EXERCISE OBJECTIVE> Your answer should be each line of the entries that contains the word "JSON", copied in full.

BEGIN DATA EXCERPTS

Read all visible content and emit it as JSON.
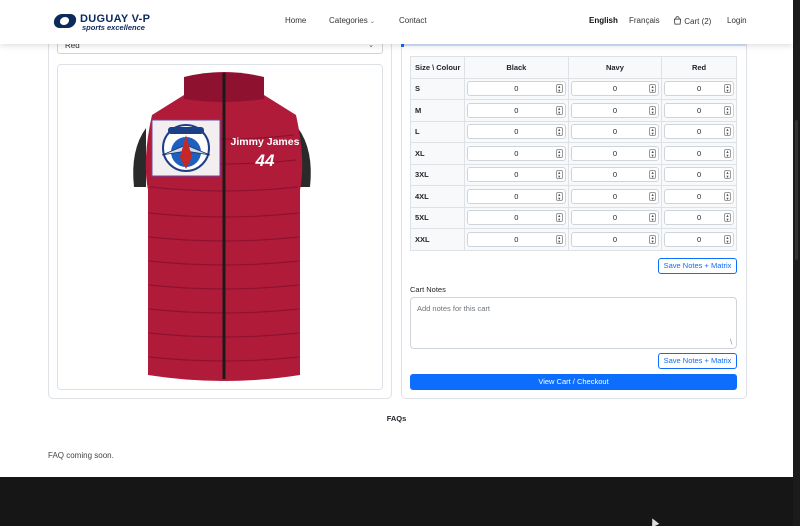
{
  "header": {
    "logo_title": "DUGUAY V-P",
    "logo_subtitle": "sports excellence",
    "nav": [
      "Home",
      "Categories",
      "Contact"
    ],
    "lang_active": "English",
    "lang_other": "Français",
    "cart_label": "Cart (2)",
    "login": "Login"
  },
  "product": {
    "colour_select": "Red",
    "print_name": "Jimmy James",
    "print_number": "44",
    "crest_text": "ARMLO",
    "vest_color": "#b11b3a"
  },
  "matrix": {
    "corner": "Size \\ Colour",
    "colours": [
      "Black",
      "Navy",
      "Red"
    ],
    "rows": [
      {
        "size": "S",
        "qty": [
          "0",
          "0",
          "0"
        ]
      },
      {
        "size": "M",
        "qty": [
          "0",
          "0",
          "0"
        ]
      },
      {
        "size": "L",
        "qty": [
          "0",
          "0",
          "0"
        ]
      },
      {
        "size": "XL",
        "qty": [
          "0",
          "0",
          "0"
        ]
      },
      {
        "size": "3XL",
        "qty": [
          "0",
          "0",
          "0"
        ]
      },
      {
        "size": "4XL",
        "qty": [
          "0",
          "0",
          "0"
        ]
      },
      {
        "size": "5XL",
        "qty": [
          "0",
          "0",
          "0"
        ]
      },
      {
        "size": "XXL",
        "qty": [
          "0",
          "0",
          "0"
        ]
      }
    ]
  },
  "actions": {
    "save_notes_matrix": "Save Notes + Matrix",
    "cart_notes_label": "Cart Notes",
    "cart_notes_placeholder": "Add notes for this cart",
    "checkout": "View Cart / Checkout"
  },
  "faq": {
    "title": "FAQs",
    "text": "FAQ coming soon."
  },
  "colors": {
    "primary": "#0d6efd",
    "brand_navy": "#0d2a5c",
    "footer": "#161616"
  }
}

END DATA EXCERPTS
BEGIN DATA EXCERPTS

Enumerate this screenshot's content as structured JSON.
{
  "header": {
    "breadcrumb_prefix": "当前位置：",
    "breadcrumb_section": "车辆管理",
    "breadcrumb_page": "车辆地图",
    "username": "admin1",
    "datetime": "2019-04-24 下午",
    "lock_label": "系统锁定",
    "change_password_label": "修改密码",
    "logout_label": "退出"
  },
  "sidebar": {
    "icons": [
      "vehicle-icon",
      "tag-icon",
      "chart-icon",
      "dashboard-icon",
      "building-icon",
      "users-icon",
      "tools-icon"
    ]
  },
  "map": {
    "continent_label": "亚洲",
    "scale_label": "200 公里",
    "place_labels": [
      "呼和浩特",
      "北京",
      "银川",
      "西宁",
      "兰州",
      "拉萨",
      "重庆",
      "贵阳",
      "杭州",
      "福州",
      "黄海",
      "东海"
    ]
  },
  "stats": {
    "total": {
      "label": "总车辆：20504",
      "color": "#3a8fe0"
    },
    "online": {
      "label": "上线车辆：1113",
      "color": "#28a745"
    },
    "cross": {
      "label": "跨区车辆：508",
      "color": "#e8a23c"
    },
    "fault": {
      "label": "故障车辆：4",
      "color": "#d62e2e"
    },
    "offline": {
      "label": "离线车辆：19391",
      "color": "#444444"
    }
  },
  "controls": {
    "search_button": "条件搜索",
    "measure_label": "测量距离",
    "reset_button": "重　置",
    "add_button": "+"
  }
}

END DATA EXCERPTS
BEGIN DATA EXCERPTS

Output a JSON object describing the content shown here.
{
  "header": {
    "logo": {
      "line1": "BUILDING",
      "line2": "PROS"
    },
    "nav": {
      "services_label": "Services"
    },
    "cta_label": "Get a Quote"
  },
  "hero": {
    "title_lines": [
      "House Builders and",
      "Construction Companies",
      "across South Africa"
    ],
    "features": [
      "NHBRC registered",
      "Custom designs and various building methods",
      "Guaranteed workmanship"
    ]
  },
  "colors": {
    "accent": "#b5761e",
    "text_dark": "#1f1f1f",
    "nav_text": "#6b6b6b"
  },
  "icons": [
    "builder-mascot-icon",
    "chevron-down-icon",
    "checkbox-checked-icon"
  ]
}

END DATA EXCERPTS

SOLUTION FOR THIS PROBLEM>
Read all visible content and emit it as JSON.
Enumerate this screenshot's content as structured JSON.
Output a JSON object describing the content shown here.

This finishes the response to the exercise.